Near-manic consumer demand during South Africa’s real estate boom, which peaked in 2004, impacted on the country’s property sector in a number of ways.

It depleted stock levels to record lows, which in turn encouraged sellers to set premium prices -and saw buyers pay them - says Mike Bester, CEO of Realty 1 International Property Group. In so doing, entry level affordability was dealt a harsh blow, while the average middle market price soared, hitting R950 000 in September, according to Absa.

It also caused a proliferation of estate agent wannabes, many of whom lacked even the most basic training and skills, yet managed to make a living out of the market because it was essentially driving itself at that time.

With stock levels up again, buying activity down and consumers reeling from a series of interest rate hikes and the implementation of tough new credit legislation, however, today’s market is becoming increasingly intolerant of agents who do not add value to both the marketing and selling processes, says Bester.

According to a spokesperson for the Estate Agency Affairs Board (EAAB), the number of registered estate agents exceeded 84 000 in September this year but Bester says this figure is likely to start reducing as market conditions become more exacting. “While properties tended to sell themselves during the heydays, sometimes for more than the original asking price, we’ve entered a buyer’s market in which stock, particularly in the middle and upper markets, is fairly plentiful. It’s also a market in which negotiations between buyer and seller have become the norm and properties are frequently selling for less than asking price.”

This altered state of the market, further characterized by rising levels of buyer and seller knowledge of real estate, is putting the spotlight directly on agents’ abilities, he says, which will ultimately lead to under-trained and less-than-committed operators falling by the wayside.

Says Bester: “Deal brokering has become a major feature of the current property market, with sellers and buyers increasingly relying on professionals to put together deals and make them work. Having a willing buyer and a willing seller is only half the recipe of a successful sale today – it also requires a high level of skill on the part of the agent in terms of being able to find a common meeting place between the two parties.”

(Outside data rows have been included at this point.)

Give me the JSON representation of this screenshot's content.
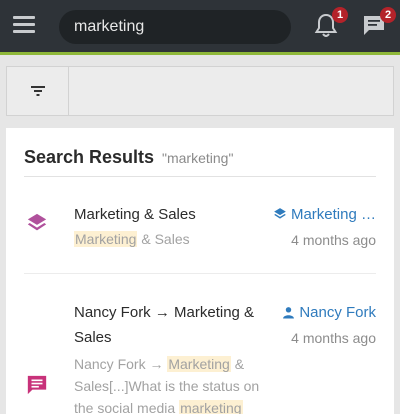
{
  "header": {
    "search_value": "marketing",
    "notifications_count": "1",
    "messages_count": "2",
    "icons": {
      "menu": "hamburger-menu-icon",
      "notifications": "bell-icon",
      "messages": "chat-icon"
    },
    "colors": {
      "bar": "#2e3338",
      "accent": "#8fb83a",
      "badge": "#b4232a"
    }
  },
  "filter": {
    "icon": "filter-icon"
  },
  "results": {
    "title": "Search Results",
    "query": "\"marketing\"",
    "items": [
      {
        "type_icon": "layers-icon",
        "title": "Marketing & Sales",
        "snippet_highlight": "Marketing",
        "snippet_rest": " & Sales",
        "link_icon": "layers-icon",
        "link_label": "Marketing …",
        "time": "4 months ago"
      },
      {
        "type_icon": "message-icon",
        "title_line1": "Nancy Fork → Marketing &",
        "title_line2": "Sales",
        "snippet_line1_pre": "Nancy Fork → ",
        "snippet_line1_highlight": "Marketing",
        "snippet_line1_post": " &",
        "snippet_line2": "Sales[...]What is the status on",
        "snippet_line3_pre": "the social media ",
        "snippet_line3_highlight": "marketing",
        "link_icon": "person-icon",
        "link_label": "Nancy Fork",
        "time": "4 months ago"
      }
    ]
  }
}
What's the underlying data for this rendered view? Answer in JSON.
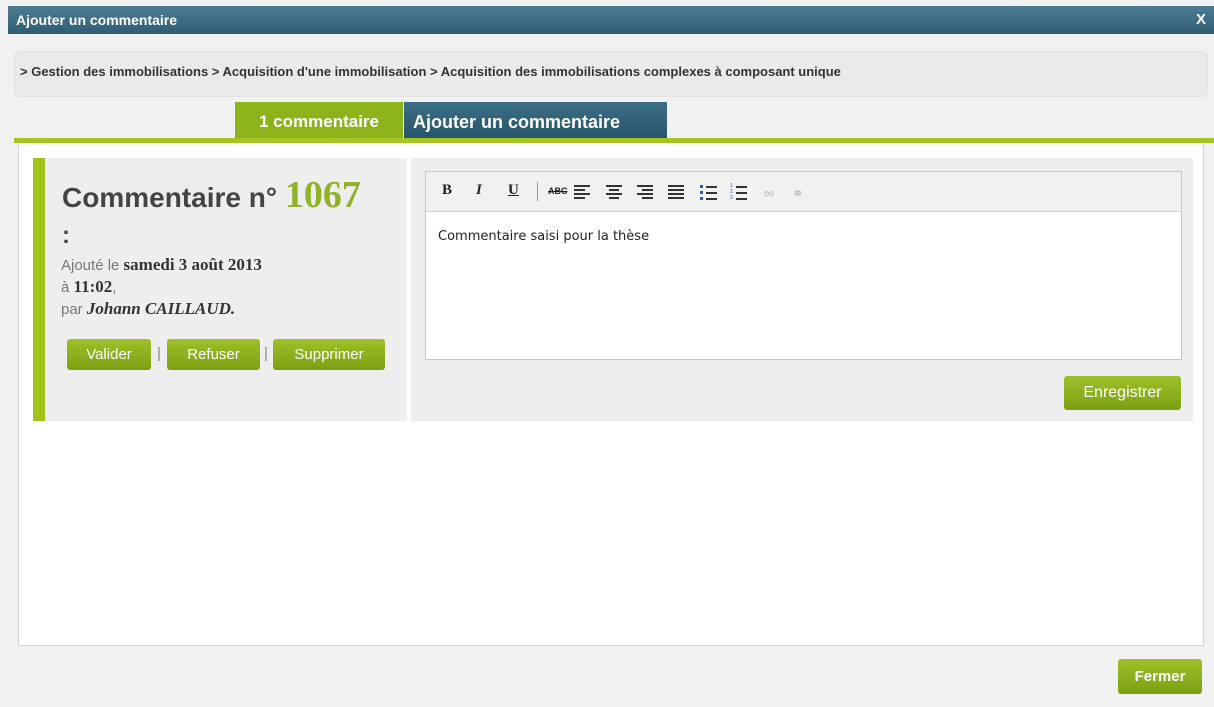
{
  "dialog": {
    "title": "Ajouter un commentaire",
    "close_label": "X"
  },
  "breadcrumb": {
    "text": "> Gestion des immobilisations > Acquisition d'une immobilisation > Acquisition des immobilisations complexes à composant unique"
  },
  "tabs": [
    {
      "label": "1 commentaire",
      "active": true
    },
    {
      "label": "Ajouter un commentaire",
      "active": false
    }
  ],
  "comment": {
    "heading_prefix": "Commentaire n°",
    "number": "1067",
    "colon": ":",
    "added_label": "Ajouté le",
    "date": "samedi 3 août 2013",
    "time_prefix": "à",
    "time": "11:02",
    "time_suffix": ",",
    "by_label": "par",
    "author": "Johann CAILLAUD.",
    "actions": {
      "validate": "Valider",
      "refuse": "Refuser",
      "delete": "Supprimer",
      "separator": "|"
    }
  },
  "editor": {
    "toolbar": {
      "bold": "B",
      "italic": "I",
      "underline": "U",
      "strike": "ABC"
    },
    "content": "Commentaire saisi pour la thèse",
    "save_label": "Enregistrer"
  },
  "footer": {
    "close_label": "Fermer"
  },
  "colors": {
    "accent_green": "#8cb31a",
    "title_blue": "#2e5c73"
  }
}
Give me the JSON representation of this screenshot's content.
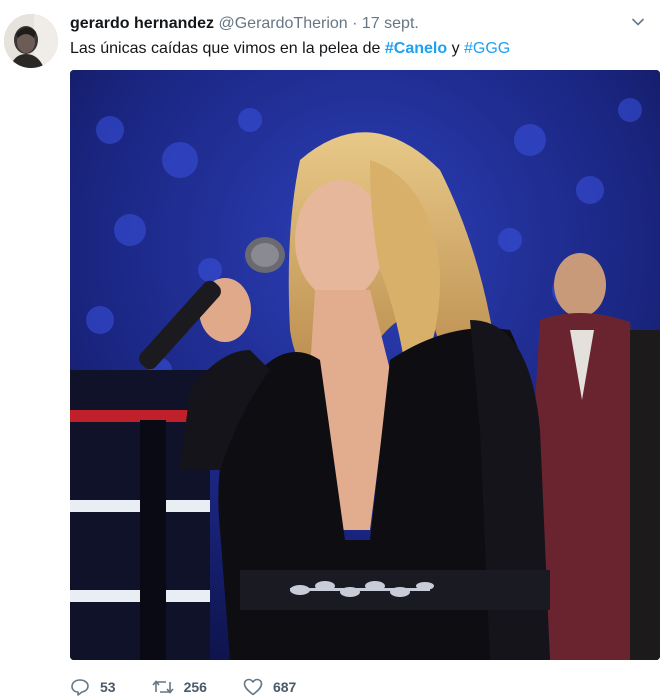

He continues: “Today’s successful buyers and sellers have become those who elect to work with educated professionals whose ability extends far beyond listing a property or showing people around. While charging similar commissions to those of the hacks, they have the skills to separate lookers from buyers, filter phone calls and create excitement around their property listings.”

They are also knowledgeable about the neighbourhood and the local market, and therefore able to assist sellers with pricing and marketing plans, and buyers with relevant advice. In addition, they work within an established infrastructure that offers not only an effective administrative system but also an active website and internet-based marketing, he says. “They also have access to expert advice in all related sectors, from conveyancing attorneys to mortgage originators.”

“This is the agent buyers and sellers need to secure to create the requisite negotiating environment in which deals are successfully closed. This is also the agent who will be there for them long after the contract is signed,” Bester emphasizes.